Yes, HG will be watching the 50th Super Bowl on Sunday, February 7. Yes, HG will feel twinges of guilt. The contest will take place in the wake of the recent death of former Giant player Tyler Lash, age 27. His autopsy revealed severe brain damage–C.F.E.–the result of the numerous concussions and brain collisions he suffered during a football career that began when he was very young. The deadly statistics concerning football’s destructiveness are mounting. Yet, the NFL and the major college conferences are doing little to protect players. The NFL is a multi,multi billion dollar business which provides the billionaire owners a useful tax shelter plus an ego boost.

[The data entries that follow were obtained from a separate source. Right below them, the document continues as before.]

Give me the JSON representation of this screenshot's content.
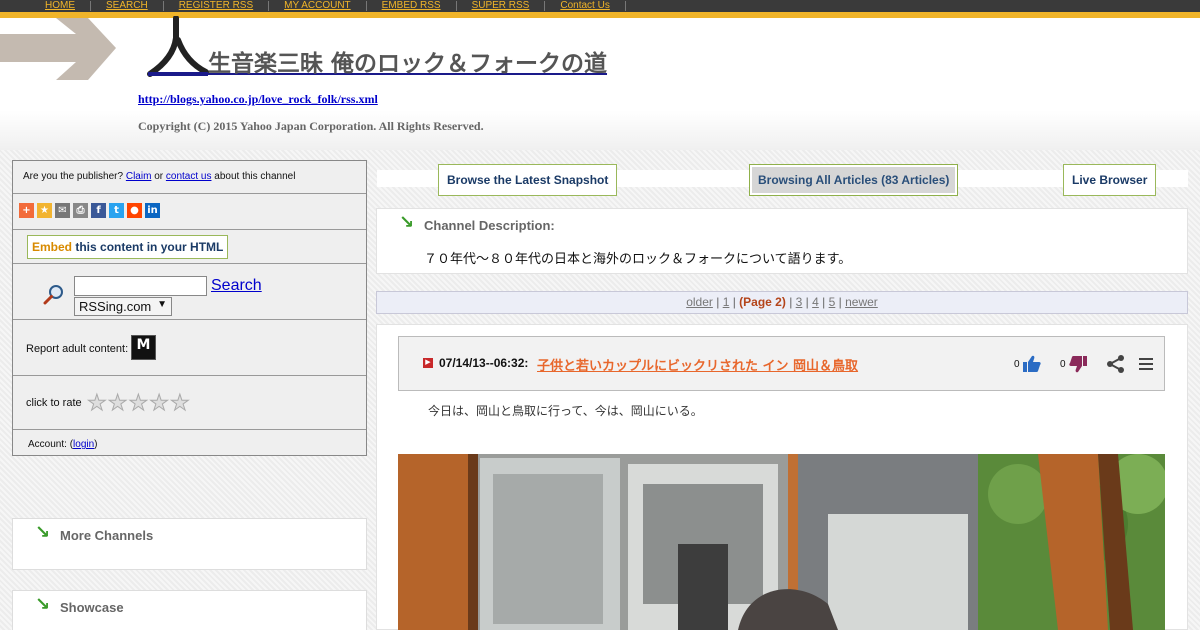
{
  "nav": [
    "HOME",
    "SEARCH",
    "REGISTER RSS",
    "MY ACCOUNT",
    "EMBED RSS",
    "SUPER RSS",
    "Contact Us"
  ],
  "header": {
    "title": "生音楽三昧 俺のロック＆フォークの道",
    "feed_url": "http://blogs.yahoo.co.jp/love_rock_folk/rss.xml",
    "copyright": "Copyright (C) 2015 Yahoo Japan Corporation. All Rights Reserved."
  },
  "sidebar": {
    "publisher_prefix": "Are you the publisher?",
    "claim": "Claim",
    "or": "or",
    "contact": "contact us",
    "publisher_suffix": "about this channel",
    "embed_highlight": "Embed",
    "embed_rest": "this content in your HTML",
    "search_label": "Search",
    "search_select": "RSSing.com",
    "adult_label": "Report adult content:",
    "rate_label": "click to rate",
    "rating": 0,
    "account_label": "Account:",
    "login": "login",
    "more_channels": "More Channels",
    "showcase": "Showcase",
    "colors": {
      "addthis": "#f26b3a",
      "favorite": "#f2b430",
      "email": "#777777",
      "print": "#888888",
      "facebook": "#3b5998",
      "twitter": "#2aa3ef",
      "reddit": "#ff4500",
      "linkedin": "#0a66c2"
    }
  },
  "tabs": {
    "latest": "Browse the Latest Snapshot",
    "all": "Browsing All Articles (83 Articles)",
    "live": "Live Browser"
  },
  "description": {
    "title": "Channel Description:",
    "text": "７０年代～８０年代の日本と海外のロック＆フォークについて語ります。"
  },
  "pager": {
    "older": "older",
    "p1": "1",
    "current": "(Page 2)",
    "p3": "3",
    "p4": "4",
    "p5": "5",
    "newer": "newer"
  },
  "article": {
    "date": "07/14/13--06:32:",
    "title": "子供と若いカップルにビックリされた イン 岡山＆鳥取",
    "likes": "0",
    "dislikes": "0",
    "excerpt": "今日は、岡山と鳥取に行って、今は、岡山にいる。"
  }
}
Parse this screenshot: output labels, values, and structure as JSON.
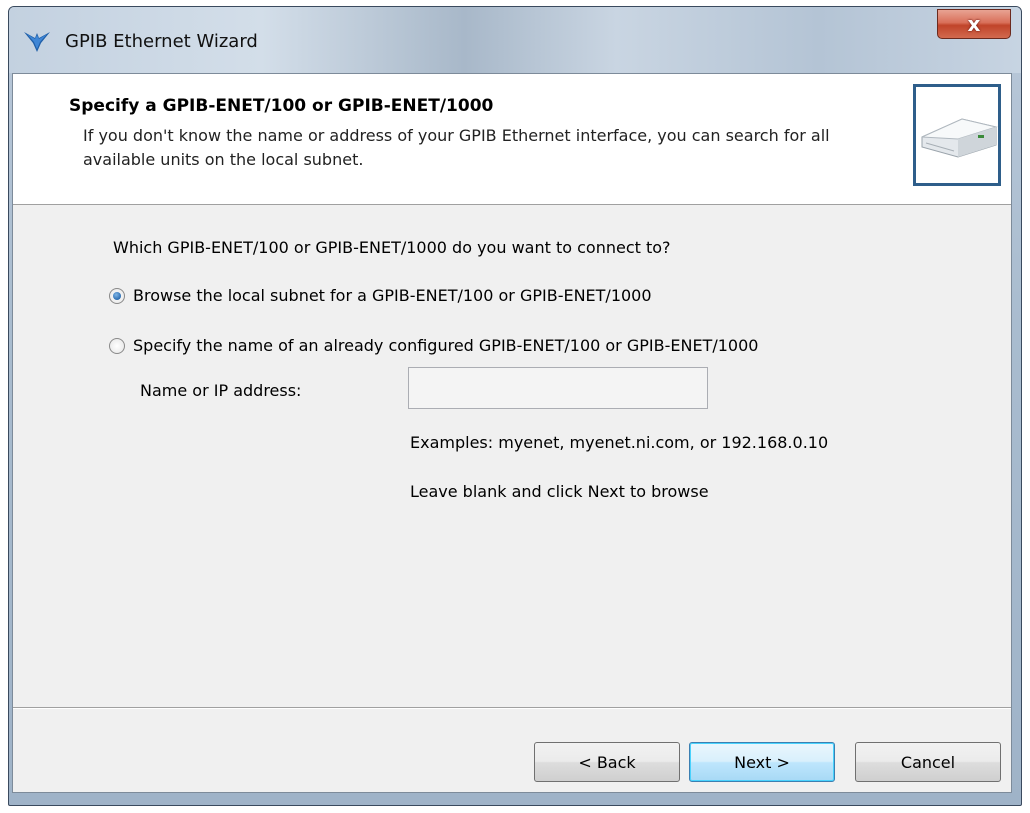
{
  "window": {
    "title": "GPIB Ethernet Wizard",
    "close_glyph": "x",
    "icon": "ni-eagle-icon"
  },
  "header": {
    "title": "Specify a GPIB-ENET/100 or GPIB-ENET/1000",
    "description": "If you don't know the name or address of your GPIB Ethernet interface, you can search for all available units on the local subnet.",
    "image": "ethernet-device-icon"
  },
  "body": {
    "question": "Which GPIB-ENET/100 or GPIB-ENET/1000 do you want to connect to?",
    "options": [
      {
        "label": "Browse the local subnet for a GPIB-ENET/100 or GPIB-ENET/1000",
        "selected": true
      },
      {
        "label": "Specify the name of an already configured GPIB-ENET/100 or GPIB-ENET/1000",
        "selected": false
      }
    ],
    "name_label": "Name or IP address:",
    "name_value": "",
    "examples": "Examples: myenet, myenet.ni.com, or 192.168.0.10",
    "hint": "Leave blank and click Next to browse"
  },
  "buttons": {
    "back": "< Back",
    "next": "Next >",
    "cancel": "Cancel"
  },
  "colors": {
    "accent": "#2e5e8a",
    "close": "#c0442a"
  }
}
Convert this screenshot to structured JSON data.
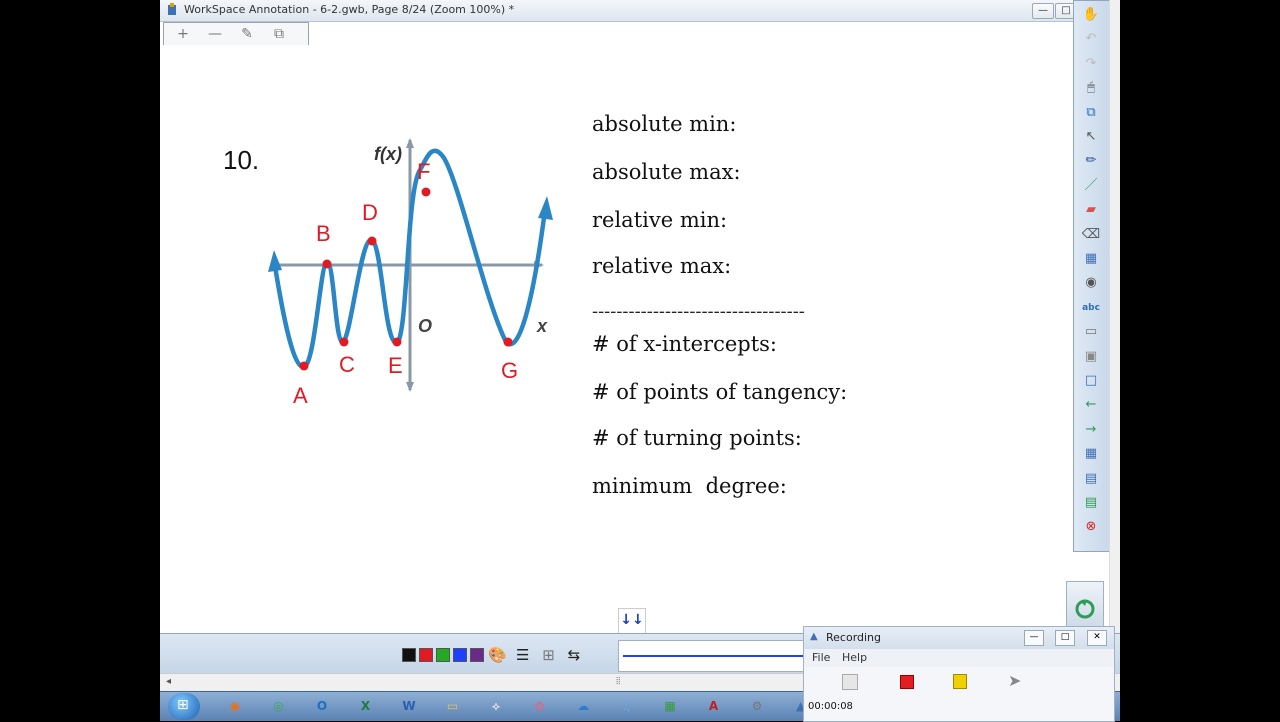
{
  "window": {
    "title": "WorkSpace Annotation - 6-2.gwb, Page 8/24  (Zoom 100%) *",
    "min_label": "—",
    "max_label": "□"
  },
  "edit_toolbar": {
    "icons": [
      "plus-icon",
      "minus-icon",
      "pen-edit-icon",
      "layers-icon"
    ],
    "glyphs": [
      "+",
      "—",
      "✎",
      "⧉"
    ]
  },
  "worksheet": {
    "question_number": "10.",
    "graph_labels": {
      "fx": "f(x)",
      "origin": "O",
      "x": "x",
      "points": [
        "A",
        "B",
        "C",
        "D",
        "E",
        "F",
        "G"
      ]
    },
    "lines": [
      "absolute min:",
      "absolute max:",
      "relative min:",
      "relative max:",
      "-----------------------------------",
      "# of x-intercepts:",
      "# of points of tangency:",
      "# of turning points:",
      "minimum  degree:"
    ]
  },
  "right_toolbar": {
    "icons": [
      "hand-icon",
      "undo-icon",
      "redo-icon",
      "mouse-icon",
      "copy-page-icon",
      "select-arrow-icon",
      "pen-icon",
      "green-pen-icon",
      "highlighter-icon",
      "eraser-icon",
      "ruler-icon",
      "camera-icon",
      "text-abc-icon",
      "screen-shade-icon",
      "spotlight-icon",
      "new-page-icon",
      "previous-page-icon",
      "next-page-icon",
      "table-icon",
      "save-icon",
      "print-icon",
      "close-icon"
    ],
    "glyphs": [
      "✋",
      "↶",
      "↷",
      "🖱",
      "⧉",
      "↖",
      "✏",
      "／",
      "▰",
      "⌫",
      "▦",
      "◉",
      "abc",
      "▭",
      "▣",
      "□",
      "←",
      "→",
      "▦",
      "▤",
      "▤",
      "⊗"
    ]
  },
  "bottom_toolbar": {
    "colors": [
      "#111111",
      "#e01b24",
      "#22aa22",
      "#1f3fff",
      "#6a2a8a"
    ],
    "page_arrows": "↓↓"
  },
  "recording": {
    "title": "Recording",
    "menu": [
      "File",
      "Help"
    ],
    "elapsed": "00:00:08",
    "min_label": "—",
    "max_label": "□",
    "close_label": "✕"
  },
  "taskbar": {
    "apps": [
      "firefox-icon",
      "chrome-icon",
      "outlook-icon",
      "excel-icon",
      "word-icon",
      "folder-icon",
      "network-icon",
      "paint-icon",
      "onedrive-icon",
      "itunes-icon",
      "green-app-icon",
      "acrobat-icon",
      "tools-icon",
      "workspace-icon"
    ],
    "glyphs": [
      "◉",
      "◎",
      "O",
      "X",
      "W",
      "▭",
      "⟡",
      "✿",
      "☁",
      "♫",
      "▦",
      "A",
      "⚙",
      "▲"
    ]
  }
}
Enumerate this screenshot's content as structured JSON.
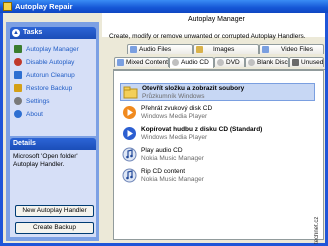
{
  "window": {
    "title": "Autoplay Repair"
  },
  "left": {
    "tasks_header": "Tasks",
    "tasks": [
      {
        "label": "Autoplay Manager",
        "icon": "autoplay-manager-icon",
        "color": "#3b7d2e"
      },
      {
        "label": "Disable Autoplay",
        "icon": "disable-autoplay-icon",
        "color": "#c0392b"
      },
      {
        "label": "Autorun Cleanup",
        "icon": "autorun-cleanup-icon",
        "color": "#2e6fd1"
      },
      {
        "label": "Restore Backup",
        "icon": "restore-backup-icon",
        "color": "#d4a017"
      },
      {
        "label": "Settings",
        "icon": "settings-icon",
        "color": "#7a7a7a"
      },
      {
        "label": "About",
        "icon": "about-icon",
        "color": "#2e6fd1"
      }
    ],
    "details_header": "Details",
    "details_text": "Microsoft 'Open folder' Autoplay Handler.",
    "new_button": "New Autoplay Handler",
    "backup_button": "Create Backup"
  },
  "right": {
    "title": "Autoplay Manager",
    "description": "Create, modify or remove unwanted or corrupted Autoplay Handlers.",
    "tabs_row1": [
      "Audio Files",
      "Images",
      "Video Files"
    ],
    "tabs_row2": [
      "Mixed Content",
      "Audio CD",
      "DVD",
      "Blank Disc",
      "Unused"
    ],
    "active_tab": "Audio CD",
    "items": [
      {
        "title": "Otevřít složku a zobrazit soubory",
        "subtitle": "Průzkumník Windows",
        "icon": "folder-icon"
      },
      {
        "title": "Přehrát zvukový disk CD",
        "subtitle": "Windows Media Player",
        "icon": "media-player-icon"
      },
      {
        "title": "Kopírovat hudbu z disku CD (Standard)",
        "subtitle": "Windows Media Player",
        "icon": "media-player-icon"
      },
      {
        "title": "Play audio CD",
        "subtitle": "Nokia Music Manager",
        "icon": "music-note-icon"
      },
      {
        "title": "Rip CD content",
        "subtitle": "Nokia Music Manager",
        "icon": "music-note-icon"
      }
    ]
  },
  "watermark": "technet.cz",
  "colors": {
    "titlebar": "#1556d6",
    "pane": "#7ca0e4",
    "selection": "#c7d7f4",
    "link": "#215dc6"
  }
}
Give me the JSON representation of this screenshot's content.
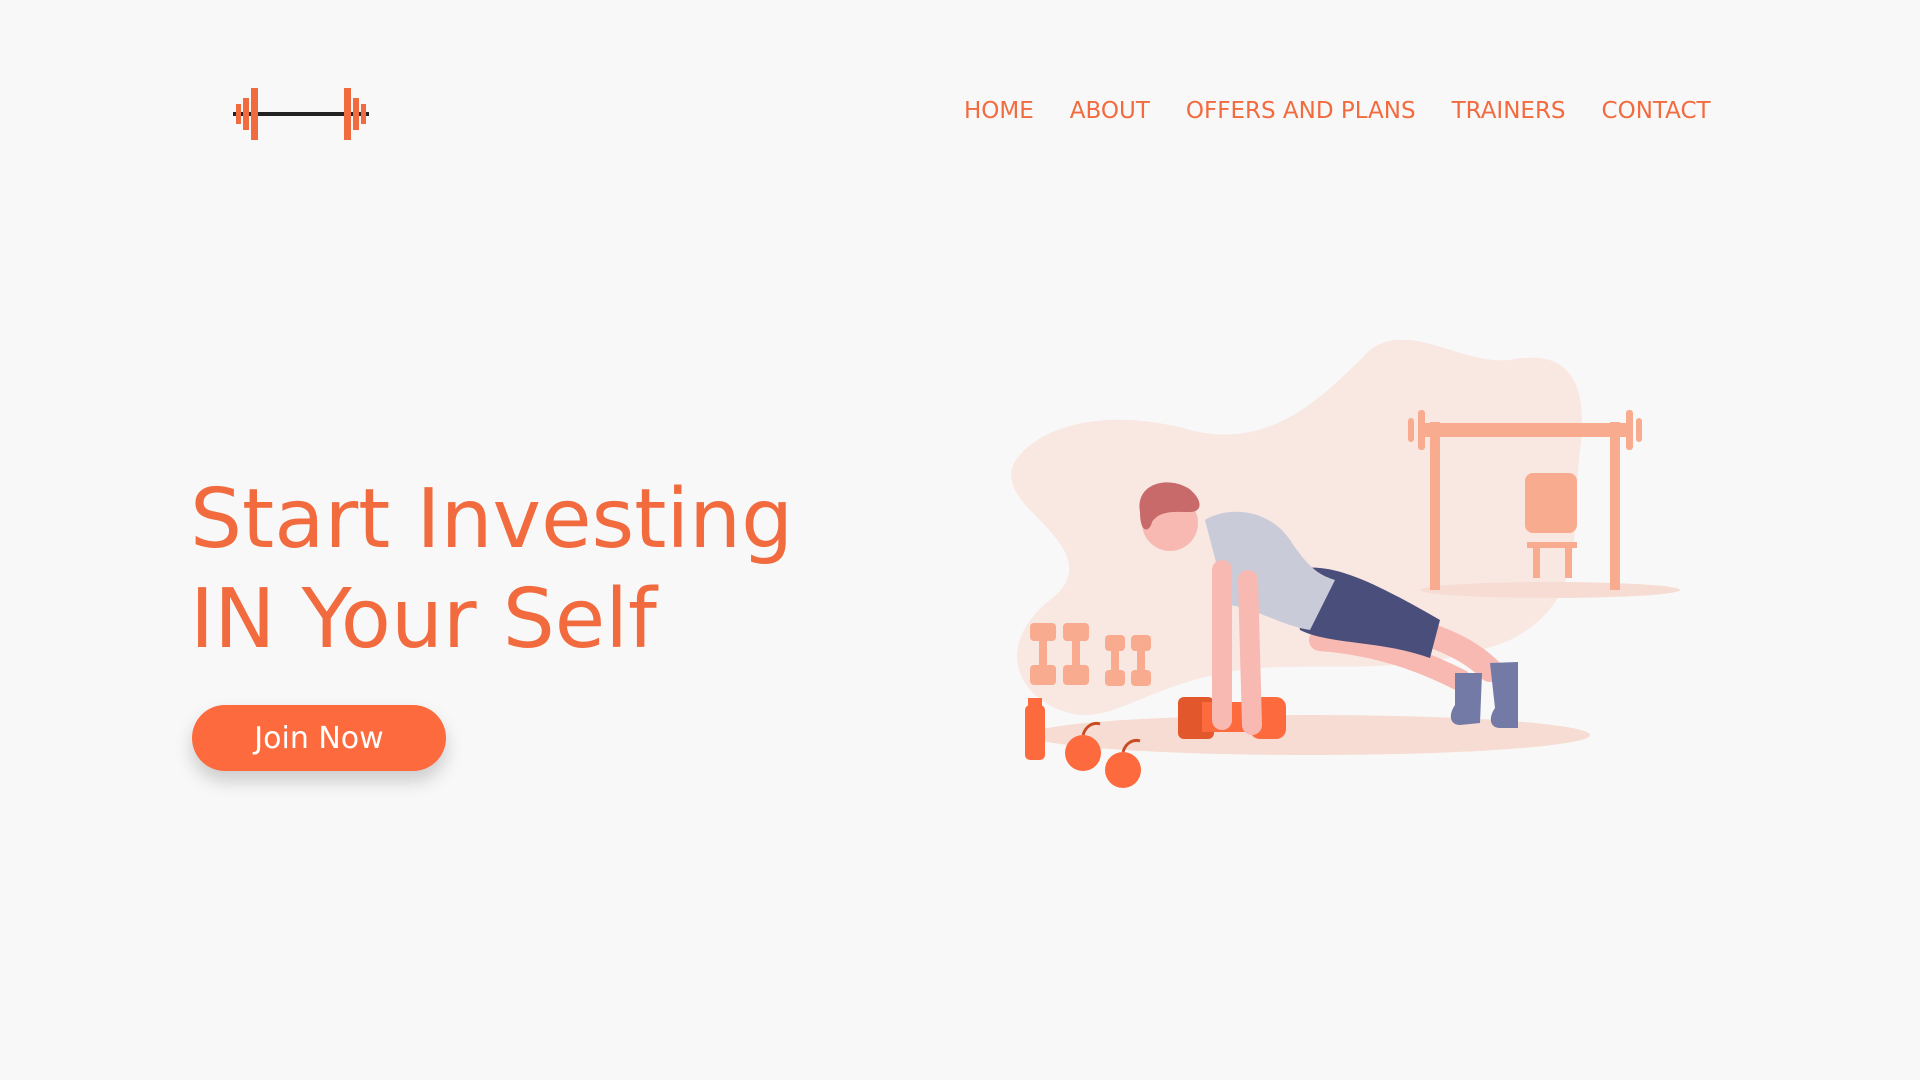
{
  "brand": {
    "logo_icon": "barbell-icon",
    "accent_color": "#f26b3f",
    "button_color": "#fd6a3d"
  },
  "nav": {
    "items": [
      {
        "label": "HOME"
      },
      {
        "label": "ABOUT"
      },
      {
        "label": "OFFERS AND PLANS"
      },
      {
        "label": "TRAINERS"
      },
      {
        "label": "CONTACT"
      }
    ]
  },
  "hero": {
    "title_line1": "Start Investing",
    "title_line2": "IN Your Self",
    "cta_label": "Join Now"
  },
  "illustration": {
    "icon": "person-doing-pushups-illustration"
  }
}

The big time college football factories pay their coaches millions and the players (mostly African-American) often end their college days with debilitating injuries. Just one more thing that’s wrong in an America which takes a TV buffoon like Donald Trump seriously as the leader of the world. Nevertheless. Nevertheless. HG will watch the Denver Broncos do battle with the Charlotte Panthers. HG/BSK lived in the greater Denver area for some 25 years before moving to New Mexico. It is very hard to be cured of Bronco fever. Unfortunately, HG believes Cam Newton and his Panther comrades will demolish the Broncs. Newton is the most extraordinary quarterback HG has ever seen. He is bigger and faster than most famed running backs. He is an accurate passer, comfortable throwing short or long. White football fans (enchanted by splendid white quarterbacks like Manning, Brady, Montana and Starr) have been reluctant in acknowledging Newton’s greatness.(Newton’s celebratory dances annoy them). Sorry, white folks. Newton is symbolic of a new generation that will change football forever (unless the game is banned as being more dangerous and inhumane than bullfighting). HG has watched every Super Bowl, beginning with the first. Vince Lombardi coached the winning Green Bay Packers. Now a sanctified figure with numerous schools, playing fields, streets, etc. named after him. A number of statues and plaques on public buildings. He was a brutal exponent of winning (“Winning is everything.”) and delighted in bone crushing “nutcracker” drills during his team’s practice sessions. “Football isn’t a contact sport. It’s a collision sport.”, he said. Of course,it is all of those collisions that lead to early Alzheimer’s and C.F.E. Lombardi lauded bravery and toughness but managed to avoid serving in World War Two through numerous deferments. In 1967, Lombardi complained of digestive pain but refused his doctor’s suggestion of a proctoscopic examination. He died three years later of colon and rectal cancer. Age 57. Hey, amateur Freudian analysts, theorize about all of these anomalies in Lombardi’s life. A culinary note. HG will soften Super Bowl guilt by consuming a half-time meal not endorsed by the health police. Rare roast beef on rye or pumpernickel bread liberally covered with a layer of duck fat. Topped with sliced sweet onion, Malden Sea Salt Flakes and smoked black pepper. Accompaniments: Sour dill pickles. Cole slaw. Potato salad. Anchor Steam India Pale Ale. Guinness Stout. Go Broncos!!!